In truth, loyalty to news brands had been fracturing even before Facebook took off. The Pew Research Center’s State of the News Media report noted in 2005 — back when Facebook was just for cool college kids — that Americans were grazers who consumed news across multiple formats and platforms and thus had no specific format or brand loyalty. Even by 2018, according to Pew , only 43 percent of Americans reported getting news through Facebook, and some of that included “soft” forms of news like celebrity gossip and viral clickbait stories. The more complex truth is that Americans have been consuming “hard” forms of news less and less each year. The problem is not just a function of Facebook stealing audience: People were already transitioning away from news consumption driven by brand loyalty with products such as RSS readers and Google News. That fragmented the hold on audience that newspapers had (and advertisers craved).

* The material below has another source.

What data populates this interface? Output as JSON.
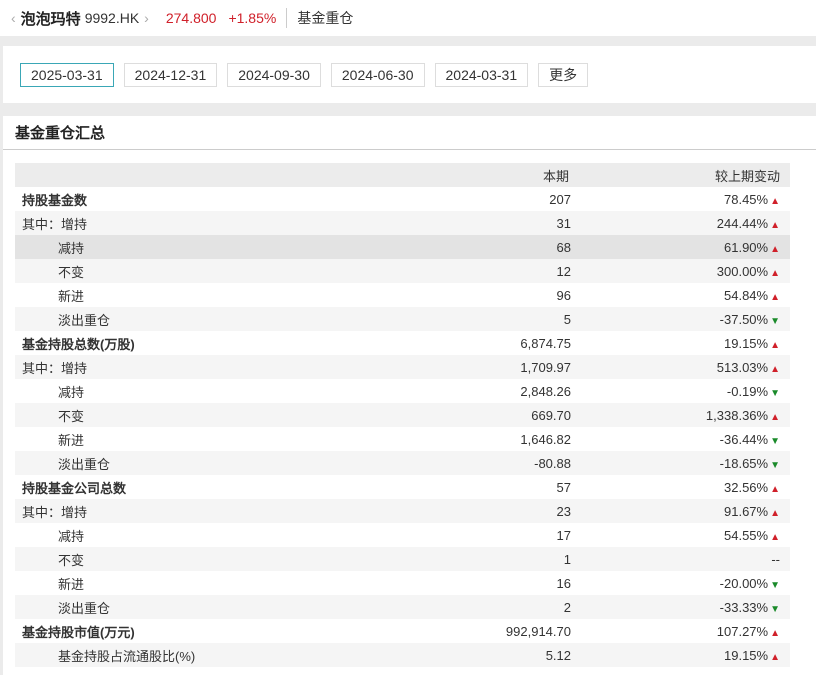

Facebook has grabbed much of the digital revenue, but that’s partly because it has consolidated the audience for “soft” news like birth announcements, want ads and the weather, subjects that were once the domain of newspapers . Google, Instagram, Tumblr, Snapchat, Twitter and LinkedIn also specialize in types of community information that used to be distributed by newspapers. Thus it’s more accurate to say that Facebook (and social networks in general) is stealing the audience for things that used to subsidize journalism.
The Columbia Journalism Review noted, after President Trump held a rally in Tampa last August, “Several journalists commented on an atmosphere of hostility in Tampa that went beyond anything they had seen before,” reflecting a general trend of public animosity toward journalists that bubbled up during the 2016 presidential campaign. Ivy Kaplan of the Globe Post writes, “A climate of hatred and hostility towards journalists in the United States has become significantly worse,” pointing to a sobering Reporters Without Borders report that rated the United States as the sixth-most-lethal place in the world to practice journalism in 2018.
While antipathy may be high, trust in the press has been on the rise recently, according to a Gallup poll released last fall. It shows 45 percent of Americans reporting that they trust the press a great deal or a fair amount — up from an all-time low of 32 percent in 2016, but still well off its peak of 72 percent in 1976. The picture also is more nuanced when you consider political affiliations: Seventy-six percent of Democrats say they trust the news media, compared with 42 percent of independents and 21 percent of Republicans. The numbers have roughly held steady since 1998 for independents and Democrats, but the loss of trust among Republicans is the noteworthy trend — down from 41 percent in 1998. So to say it’s an overall American sentiment is wrong. Similarly, recent upticks in press trust (a 2018 American Press Institute report noted that 32 percent of Americans reported increased trust in the media in the previous year) are linked to growing trust among Republicans. Thus it would be more accurate to say that Republicans don’t particularly like or trust the news media.
Correction: An earlier version of this article referred to Walter Lippman as a New York Times columnist.